We had issues in the past where the dogs were breaking out of their dog playpens. Obviously this ate into the limited amount of funding that we had. It was quite a shame, too, since the dog playpens we got before were quite aesthetic. However, if they aren’t going to serve their purpose of keeping the dogs in an enclosure, then they aren’t much use to us.

It’s so hard to find a quality dog playpen nowadays. We really lucked out in choosing some good ones this time around. Our dogs sure do seem to love them. It’s amazing how such a little thing can have such a big impact on dog’s lives.

Typically, each dog will take a nap during the day, but it’s not a good sleep. This is because the other dogs are always looking to play and constantly nibbling on each other’s ears. As you can imagine, you’re not going to get quality sleep with all the rough-housing going on.

Phase 1

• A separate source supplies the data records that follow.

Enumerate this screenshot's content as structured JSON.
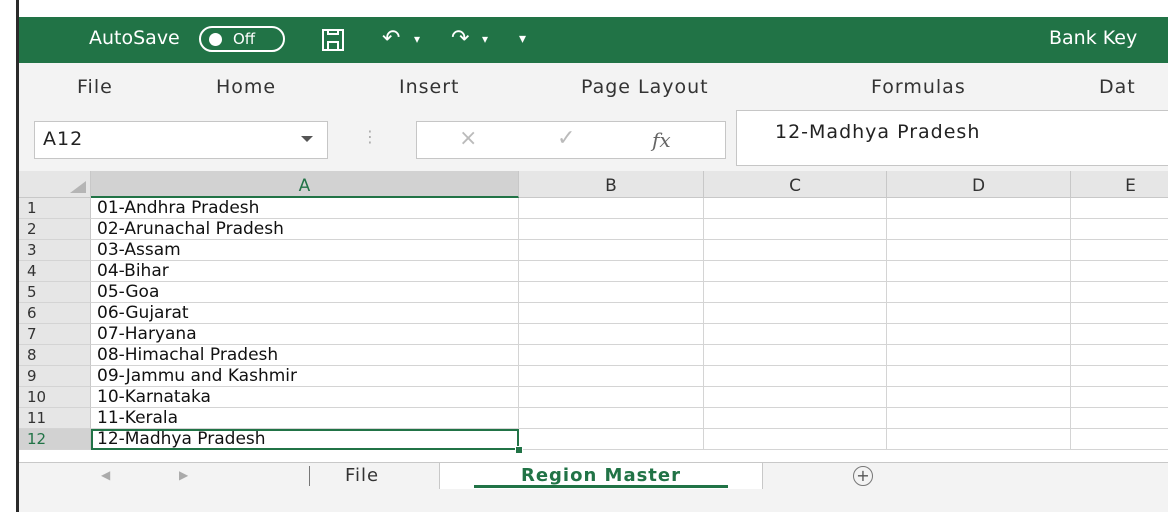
{
  "title_bar": {
    "autosave_label": "AutoSave",
    "autosave_state": "Off",
    "document_title": "Bank Key"
  },
  "menu": {
    "tabs": [
      "File",
      "Home",
      "Insert",
      "Page Layout",
      "Formulas",
      "Dat"
    ]
  },
  "formula_bar": {
    "name_box": "A12",
    "cancel_icon": "×",
    "enter_icon": "✓",
    "fx_label": "fx",
    "value": "12-Madhya Pradesh"
  },
  "grid": {
    "columns": [
      "A",
      "B",
      "C",
      "D",
      "E"
    ],
    "selected_column": "A",
    "rows": [
      {
        "num": "1",
        "a": "01-Andhra Pradesh"
      },
      {
        "num": "2",
        "a": "02-Arunachal Pradesh"
      },
      {
        "num": "3",
        "a": "03-Assam"
      },
      {
        "num": "4",
        "a": "04-Bihar"
      },
      {
        "num": "5",
        "a": "05-Goa"
      },
      {
        "num": "6",
        "a": "06-Gujarat"
      },
      {
        "num": "7",
        "a": "07-Haryana"
      },
      {
        "num": "8",
        "a": "08-Himachal Pradesh"
      },
      {
        "num": "9",
        "a": "09-Jammu and Kashmir"
      },
      {
        "num": "10",
        "a": "10-Karnataka"
      },
      {
        "num": "11",
        "a": "11-Kerala"
      },
      {
        "num": "12",
        "a": "12-Madhya Pradesh"
      }
    ],
    "active_row": "12"
  },
  "sheets": {
    "tabs": [
      "File",
      "Region Master"
    ],
    "active": "Region Master",
    "add_icon": "plus-circle-icon"
  },
  "colors": {
    "accent": "#217346"
  }
}
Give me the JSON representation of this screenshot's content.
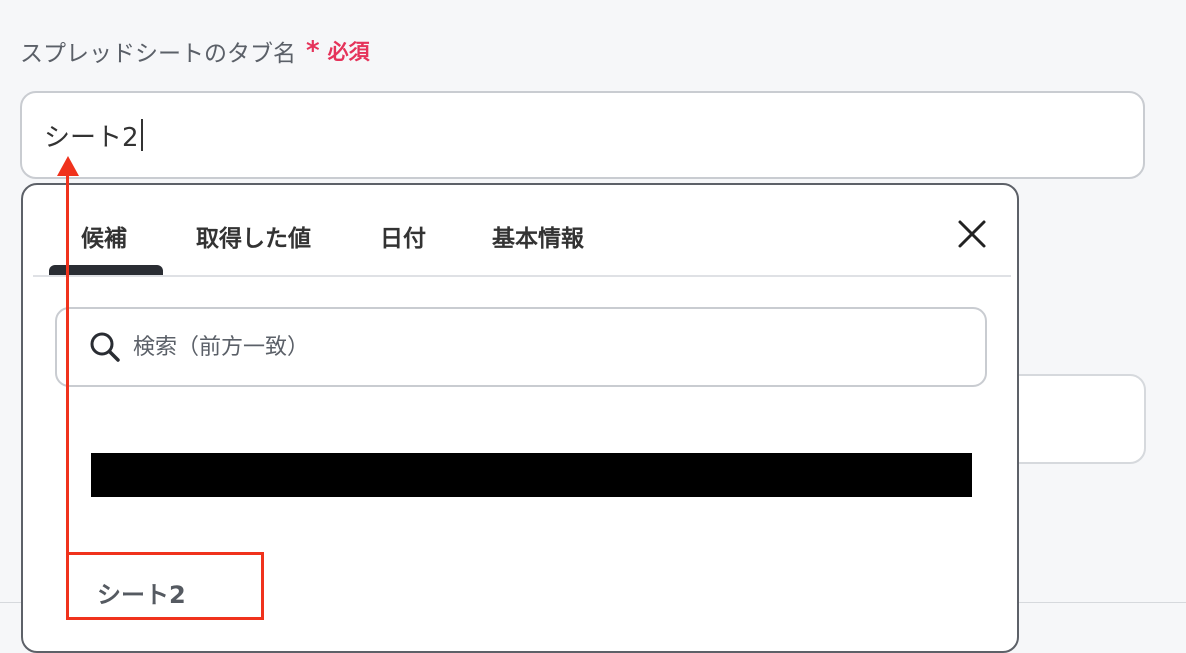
{
  "field": {
    "label": "スプレッドシートのタブ名",
    "required_star": "*",
    "required_text": "必須",
    "value": "シート2"
  },
  "dropdown": {
    "tabs": [
      {
        "label": "候補",
        "active": true
      },
      {
        "label": "取得した値",
        "active": false
      },
      {
        "label": "日付",
        "active": false
      },
      {
        "label": "基本情報",
        "active": false
      }
    ],
    "search_placeholder": "検索（前方一致）",
    "items": [
      {
        "label": "",
        "redacted": true
      },
      {
        "label": "シート2",
        "redacted": false
      }
    ]
  },
  "colors": {
    "required": "#e5335a",
    "annotation": "#f0321c",
    "tab_active_underline": "#2a2d33"
  }
}
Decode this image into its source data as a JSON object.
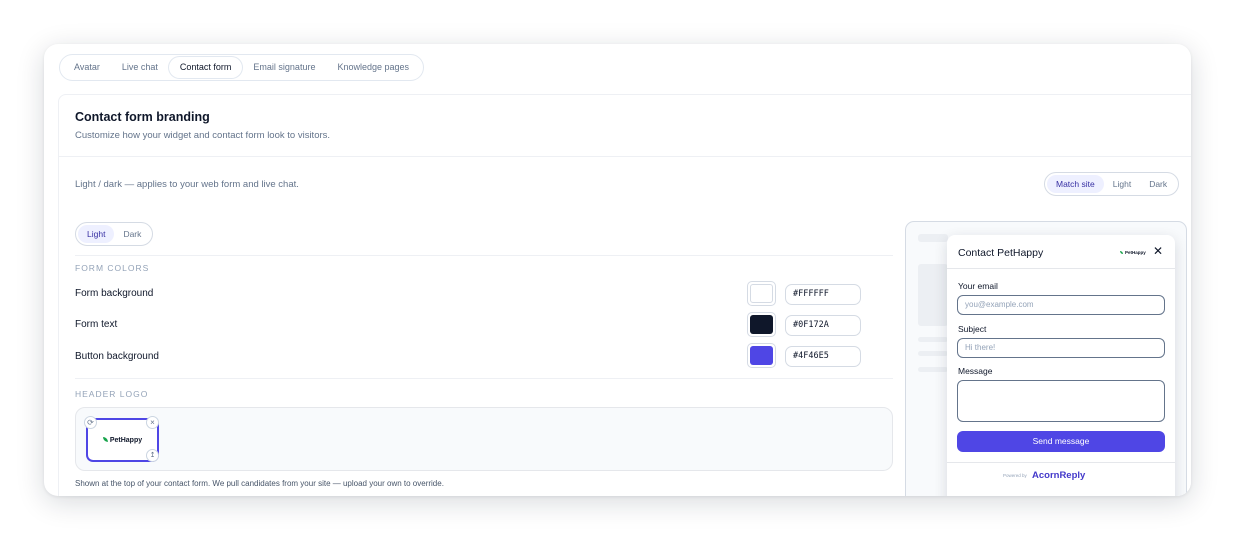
{
  "tabs": [
    {
      "label": "Avatar",
      "active": false
    },
    {
      "label": "Live chat",
      "active": false
    },
    {
      "label": "Contact form",
      "active": true
    },
    {
      "label": "Email signature",
      "active": false
    },
    {
      "label": "Knowledge pages",
      "active": false
    }
  ],
  "header": {
    "title": "Contact form branding",
    "subtitle": "Customize how your widget and contact form look to visitors."
  },
  "mode": {
    "label": "Light / dark — applies to your web form and live chat.",
    "options": [
      "Match site",
      "Light",
      "Dark"
    ],
    "selected": "Match site"
  },
  "theme_toggle": {
    "options": [
      "Light",
      "Dark"
    ],
    "selected": "Light"
  },
  "form_colors": {
    "heading": "FORM COLORS",
    "rows": [
      {
        "label": "Form background",
        "hex": "#FFFFFF",
        "color": "#ffffff"
      },
      {
        "label": "Form text",
        "hex": "#0F172A",
        "color": "#0f172a"
      },
      {
        "label": "Button background",
        "hex": "#4F46E5",
        "color": "#4f46e5"
      }
    ]
  },
  "header_logo": {
    "heading": "HEADER LOGO",
    "logo_text": "PetHappy",
    "note": "Shown at the top of your contact form. We pull candidates from your site — upload your own to override.",
    "icons": [
      "refresh-icon",
      "close-icon",
      "upload-icon"
    ]
  },
  "preview": {
    "title": "Contact PetHappy",
    "brand": "PetHappy",
    "fields": {
      "email_label": "Your email",
      "email_placeholder": "you@example.com",
      "subject_label": "Subject",
      "subject_placeholder": "Hi there!",
      "message_label": "Message"
    },
    "send_label": "Send message",
    "powered_by": "Powered by",
    "powered_logo": "AcornReply"
  }
}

Phase 1 of our research has gone relatively well. For the most part, we’ve been collecting a group of local dogs that are going to be participating in our study.

In order to have control over the dog’s environment, we have adopted a litter of 8 labradors from a local adoption agency.

We originally wanted to have owners bring their dogs in to volunteer for the ongoing research, but ultimately we concluded that there would be too many extraneous factors that could impact the results.

By having all of the dogs living within our research facility, we’re going to be able to control what they are exposed to.

We’re separating the dogs into two groups – booties and no booties. None of the dogs are going to be receiving exposure to the dog booties until they are fully developed around the age of 2.5.

There are a multitude of factors that can influence the growth of a dog’s muscles and bones. If our theory is correct, then exposing the dogs to booties at a much younger age could definitely tip the scales of our results.